beginning of year t)

Where does model come from?


Basically a rearrangement of the discounted dividend or FCF
valuation models.
Combines current value on the balance sheet with the present
value of future abnormal earnings.
In theory, should give the same answer as discounted dividend and
DCF (or free cash flow) valuation models.
Uses accounting numbers (which are easy to observe) and future
projections of earnings (which are easier to project analysts).

Overview of Steps of Abnormal

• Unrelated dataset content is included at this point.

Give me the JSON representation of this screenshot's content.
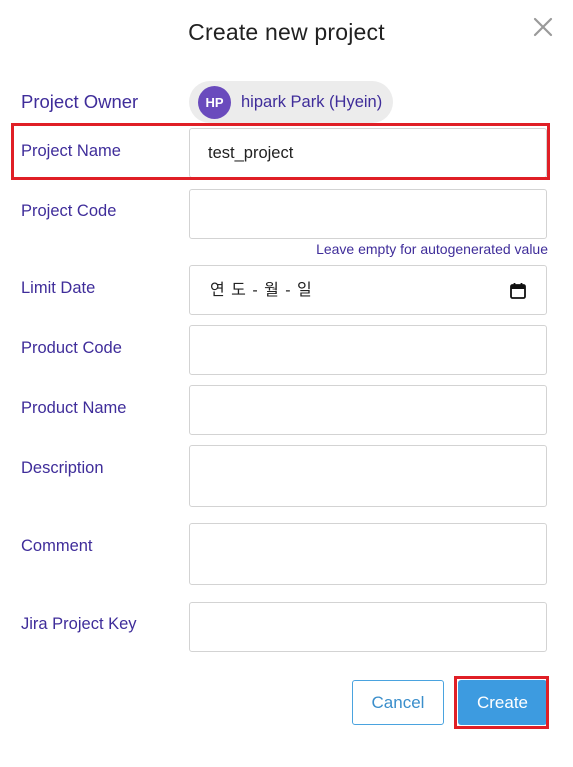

Earnings Valuation
Step 1: Forecast earnings in each year t=1,...,T in the forecast horizon.
Step 2: Estimate r, the cost of equity capital.
Example using CAPM: r = Rf + * [E(R M) - Rf ]
where Rf = Riskless return
= Beta on common stock
E(RM) Rf = Expected risk premium on market portfolio

Step 3: Estimate expected abnormal earnings in each yr. t = 1,..,T in forecast horizon:
AEt= Et - (r * BVt-1 )

Step 4: Use r to estimate the PV of abnormal earnings during the forecast horizon:
AE1/(1+r)1 + AE2/(1+r)2 + .... + AET/(1+r)T

Step 5: Estimate the PV of expected abnormal earnings beyond the forecast horizon:
Use perpetuity
Use growing perpetuity

Steps Terminal Values


PERPETUITY METHOD
Estimate AE in year T+1
Assume AE constant beyond year T+1
PV of AE beyond yr T = [AET+1 / r ] / (1+r)T

GROWING PERPETUITY METHOD


Estimate AE in year T+1
Assume AE grow beyond year T+1 forever at rate g/year
PV of AE beyond yr T = [AET+1 / (r g) ] / (1+r)T

Step 6: Computer equity value by summing together


the parts:
Equity Value = BV of equity at beginning of yr 1
+ PV of AE during forecast horizon (Step 4)
+ PV of AE beyond forecast horizon (Step 5)